--- START ---
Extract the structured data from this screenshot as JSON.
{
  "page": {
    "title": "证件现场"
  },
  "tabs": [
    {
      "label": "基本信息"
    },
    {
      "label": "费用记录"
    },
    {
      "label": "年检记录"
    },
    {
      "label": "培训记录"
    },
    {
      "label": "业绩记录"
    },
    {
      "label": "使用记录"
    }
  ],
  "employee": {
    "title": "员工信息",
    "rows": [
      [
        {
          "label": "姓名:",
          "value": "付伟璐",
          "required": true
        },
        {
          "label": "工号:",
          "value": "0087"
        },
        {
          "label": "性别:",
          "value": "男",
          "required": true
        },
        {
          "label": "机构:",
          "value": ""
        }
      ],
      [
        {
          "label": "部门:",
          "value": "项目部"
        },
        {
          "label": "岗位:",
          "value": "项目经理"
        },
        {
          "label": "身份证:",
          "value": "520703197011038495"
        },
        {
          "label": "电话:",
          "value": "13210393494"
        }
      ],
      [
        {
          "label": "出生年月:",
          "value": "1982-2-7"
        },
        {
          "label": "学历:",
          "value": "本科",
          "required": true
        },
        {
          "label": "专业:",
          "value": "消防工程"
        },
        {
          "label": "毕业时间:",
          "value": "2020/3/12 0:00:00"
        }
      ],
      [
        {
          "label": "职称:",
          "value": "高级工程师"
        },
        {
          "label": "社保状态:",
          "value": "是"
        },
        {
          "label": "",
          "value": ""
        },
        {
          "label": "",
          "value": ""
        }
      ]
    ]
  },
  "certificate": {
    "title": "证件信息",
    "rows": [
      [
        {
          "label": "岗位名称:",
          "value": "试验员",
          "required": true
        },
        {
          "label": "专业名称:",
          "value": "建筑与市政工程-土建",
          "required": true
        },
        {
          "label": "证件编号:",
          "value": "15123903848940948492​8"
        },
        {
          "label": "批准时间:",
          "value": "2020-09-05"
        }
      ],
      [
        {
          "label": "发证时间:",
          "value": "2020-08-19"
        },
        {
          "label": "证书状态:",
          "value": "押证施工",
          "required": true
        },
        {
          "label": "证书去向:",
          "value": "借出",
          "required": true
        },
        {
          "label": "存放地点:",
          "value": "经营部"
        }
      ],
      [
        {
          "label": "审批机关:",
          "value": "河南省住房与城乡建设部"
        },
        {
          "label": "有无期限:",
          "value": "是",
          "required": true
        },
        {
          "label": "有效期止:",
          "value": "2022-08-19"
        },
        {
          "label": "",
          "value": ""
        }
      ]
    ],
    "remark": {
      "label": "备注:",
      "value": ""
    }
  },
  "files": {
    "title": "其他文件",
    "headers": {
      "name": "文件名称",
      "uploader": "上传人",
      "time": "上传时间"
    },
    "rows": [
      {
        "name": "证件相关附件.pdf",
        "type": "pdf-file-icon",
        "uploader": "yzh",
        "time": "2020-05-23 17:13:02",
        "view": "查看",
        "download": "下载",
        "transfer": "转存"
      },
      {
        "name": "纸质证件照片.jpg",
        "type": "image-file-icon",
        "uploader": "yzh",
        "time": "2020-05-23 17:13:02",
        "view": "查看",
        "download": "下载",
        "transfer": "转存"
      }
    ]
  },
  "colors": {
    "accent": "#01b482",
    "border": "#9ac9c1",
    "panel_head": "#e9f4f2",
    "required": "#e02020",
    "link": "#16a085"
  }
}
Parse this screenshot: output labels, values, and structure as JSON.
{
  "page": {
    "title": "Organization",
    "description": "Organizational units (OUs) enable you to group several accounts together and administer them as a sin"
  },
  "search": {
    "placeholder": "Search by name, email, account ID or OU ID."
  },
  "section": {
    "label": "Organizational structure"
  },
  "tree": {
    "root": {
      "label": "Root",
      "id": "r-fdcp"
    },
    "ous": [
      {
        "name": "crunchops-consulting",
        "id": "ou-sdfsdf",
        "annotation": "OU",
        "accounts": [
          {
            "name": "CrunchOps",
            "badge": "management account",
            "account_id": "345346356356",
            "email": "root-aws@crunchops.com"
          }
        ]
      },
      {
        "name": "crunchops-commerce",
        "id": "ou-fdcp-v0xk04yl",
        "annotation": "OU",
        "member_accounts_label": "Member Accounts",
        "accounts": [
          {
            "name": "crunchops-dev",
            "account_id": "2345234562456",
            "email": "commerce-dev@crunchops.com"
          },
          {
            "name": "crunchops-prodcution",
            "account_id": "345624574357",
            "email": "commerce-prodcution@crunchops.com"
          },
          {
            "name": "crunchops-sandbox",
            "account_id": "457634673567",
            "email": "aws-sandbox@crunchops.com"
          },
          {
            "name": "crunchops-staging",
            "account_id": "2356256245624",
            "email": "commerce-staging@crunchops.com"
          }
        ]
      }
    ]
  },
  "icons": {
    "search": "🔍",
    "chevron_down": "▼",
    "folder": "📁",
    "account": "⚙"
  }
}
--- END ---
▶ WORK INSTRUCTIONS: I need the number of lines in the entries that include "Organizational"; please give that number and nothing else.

▶ ANSWER BOX: 2